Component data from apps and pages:
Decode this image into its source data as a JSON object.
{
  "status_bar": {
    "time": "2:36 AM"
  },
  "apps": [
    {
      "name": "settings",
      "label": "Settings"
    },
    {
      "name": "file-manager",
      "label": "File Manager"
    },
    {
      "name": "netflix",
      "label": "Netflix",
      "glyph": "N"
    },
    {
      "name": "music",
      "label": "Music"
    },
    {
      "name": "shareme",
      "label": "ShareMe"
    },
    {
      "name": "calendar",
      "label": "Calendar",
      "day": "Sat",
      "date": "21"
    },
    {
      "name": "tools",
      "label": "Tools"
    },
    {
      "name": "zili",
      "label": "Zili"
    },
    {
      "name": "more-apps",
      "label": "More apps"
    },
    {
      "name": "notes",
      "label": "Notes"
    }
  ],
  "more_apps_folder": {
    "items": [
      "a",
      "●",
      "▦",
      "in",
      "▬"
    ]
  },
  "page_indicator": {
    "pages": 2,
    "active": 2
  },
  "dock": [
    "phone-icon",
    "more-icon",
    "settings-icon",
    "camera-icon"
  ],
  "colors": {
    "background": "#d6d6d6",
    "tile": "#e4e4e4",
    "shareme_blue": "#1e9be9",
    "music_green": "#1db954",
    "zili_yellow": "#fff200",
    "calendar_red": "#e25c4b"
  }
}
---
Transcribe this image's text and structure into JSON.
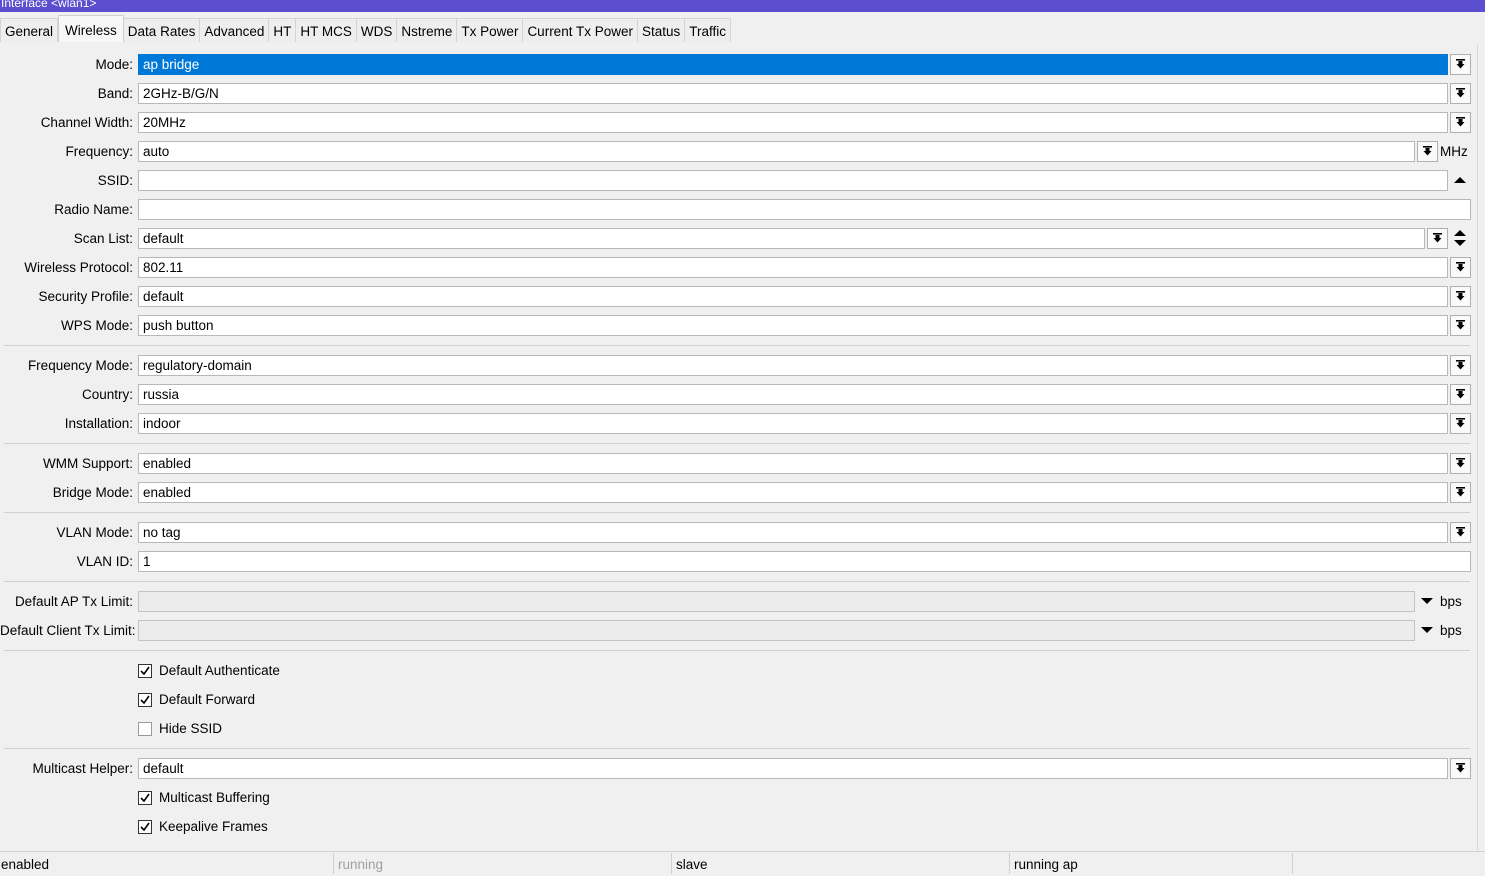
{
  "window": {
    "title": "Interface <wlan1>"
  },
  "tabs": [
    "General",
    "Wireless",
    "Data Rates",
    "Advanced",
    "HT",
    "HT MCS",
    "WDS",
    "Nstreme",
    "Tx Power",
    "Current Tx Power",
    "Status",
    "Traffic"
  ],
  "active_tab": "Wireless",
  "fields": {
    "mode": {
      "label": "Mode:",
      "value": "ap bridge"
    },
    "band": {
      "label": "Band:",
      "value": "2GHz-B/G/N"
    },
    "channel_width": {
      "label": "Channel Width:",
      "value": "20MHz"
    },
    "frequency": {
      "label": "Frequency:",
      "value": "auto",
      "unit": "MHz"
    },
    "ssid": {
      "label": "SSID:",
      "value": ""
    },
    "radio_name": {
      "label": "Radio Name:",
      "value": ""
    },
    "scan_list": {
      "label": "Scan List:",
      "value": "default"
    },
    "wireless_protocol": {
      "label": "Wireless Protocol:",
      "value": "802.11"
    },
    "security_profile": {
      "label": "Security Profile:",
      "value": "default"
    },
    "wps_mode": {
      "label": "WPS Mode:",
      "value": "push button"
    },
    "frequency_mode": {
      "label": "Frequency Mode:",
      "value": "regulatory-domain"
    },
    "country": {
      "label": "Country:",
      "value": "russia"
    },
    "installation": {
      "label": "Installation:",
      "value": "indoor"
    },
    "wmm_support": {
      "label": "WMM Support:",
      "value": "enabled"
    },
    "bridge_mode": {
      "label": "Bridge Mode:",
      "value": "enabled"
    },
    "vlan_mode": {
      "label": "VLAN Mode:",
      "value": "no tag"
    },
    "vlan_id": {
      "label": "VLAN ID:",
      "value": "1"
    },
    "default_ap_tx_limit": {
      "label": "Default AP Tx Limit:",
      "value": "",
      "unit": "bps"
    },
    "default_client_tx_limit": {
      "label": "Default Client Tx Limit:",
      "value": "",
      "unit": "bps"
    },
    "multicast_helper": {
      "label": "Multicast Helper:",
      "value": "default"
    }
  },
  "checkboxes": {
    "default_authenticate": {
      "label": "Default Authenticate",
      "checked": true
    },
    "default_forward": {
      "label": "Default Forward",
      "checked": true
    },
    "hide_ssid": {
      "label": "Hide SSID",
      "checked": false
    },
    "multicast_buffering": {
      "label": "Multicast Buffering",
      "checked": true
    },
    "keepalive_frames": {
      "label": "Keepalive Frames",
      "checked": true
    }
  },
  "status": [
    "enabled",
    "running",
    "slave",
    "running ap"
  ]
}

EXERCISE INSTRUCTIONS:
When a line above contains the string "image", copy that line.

OUTPUT:
Decode this image into its source data as a JSON object.
Transcribe this image's text and structure into JSON.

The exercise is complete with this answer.